Next, you will need to identify tasks you typically always procrastinate or find yourself indulging in time-wasting activities. If you are running a business, once you identify those tasks you waste time with, you can then out course for others to complete.
Lastly, you can rid yourself of the simple time-wasters, including procrastination, by holding yourself accountable with strategies such as:
- Using a simplified “To Do” list (don’t overcomplicate or add too much)
- Night-before preparation
- Tackle smaller tasks before larger ones
- Rewards for completed tasks – large or small
- Removing desk clutter
- Re-organizing or decluttering your office/work area
You can overcome procrastination (and manage your time better). When you can overcome procrastination, you will feel better about yourself.
Stopping procrastination is not very hard. It is just hard in our minds. There are two simple ways to put an end to time wasters (and procrastination).
- Make a decision. Either do it or don’t do it. If you want to do it, put it in your planner right away and block the time to get it done. By making a decision, there is no reason to procrastinate. Most decisions take only a few minutes to decide on.
- Learn to recognize time waster behaviors. People avoid making decisions by watching T.V., going shopping, scrolling social media, or playing video games – all attempts not to make decisions or complete a task.
Pro time-waster tip: Whenever you are asked to do something, always say you need to check your schedule. Give yourself a day or two before responding or committing to anything. Using your procrastination as a tool will help you from overbooking yourself.
I will do it tomorrow…
I will get to it soon…
Whatever excuse you use, it’s all procrastination. You indulge in time wasters because you are not excited about whatever you have to complete, you’ve overbooked yourself, or there is no reward for completing the task.
Time wasters cause unnecessary stress. To avoid time waster traps, set your to-do’s in smaller, more enjoyable tasks first (or, for some, do the larger unpleasant ones first) and reward yourself once completed.
Break that project into smaller, daily tasks you can work on over several days if you have a larger project.
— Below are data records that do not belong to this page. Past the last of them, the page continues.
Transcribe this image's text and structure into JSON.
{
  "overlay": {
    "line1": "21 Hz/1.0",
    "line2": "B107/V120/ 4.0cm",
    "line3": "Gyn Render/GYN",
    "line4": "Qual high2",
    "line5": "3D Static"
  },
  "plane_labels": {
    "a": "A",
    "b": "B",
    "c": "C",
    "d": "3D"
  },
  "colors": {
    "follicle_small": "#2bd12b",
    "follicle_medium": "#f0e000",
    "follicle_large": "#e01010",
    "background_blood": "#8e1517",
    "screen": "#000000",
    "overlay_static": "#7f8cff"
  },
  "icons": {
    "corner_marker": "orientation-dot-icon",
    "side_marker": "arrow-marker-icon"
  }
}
Be sure to set deadlines to complete and have a reward for yourself once you complete avoiding procrastinating.
The most valuable skill you can develop to combat time-wasting is a sense of urgency. Make things happen today, not tomorrow.
The most important way to improve your decision-making is to realize that you are not perfect. A not ideal decision made immediately goes farther than not a decision at all.
Live today as if tomorrow won’t exist.
Overall, the best piece of advice I would give someone is… JUST START AND STOP MAKING EXCUSES!
Are you a procrastinator? If so, what do you spend your time on instead of being productive? I’d love to hear where all your time goes… . Let me know in the comments, or send me a private message.
 ^ Make Money Online Scams Exposed: Causes Of Fear Of Failure
 ^ Wake Up Cloud: 13 Incredibly Simple Ways to Overcome the Fear of Failure
 ^ Psychology Today: 10 Signs That You Might Have Fear of Failure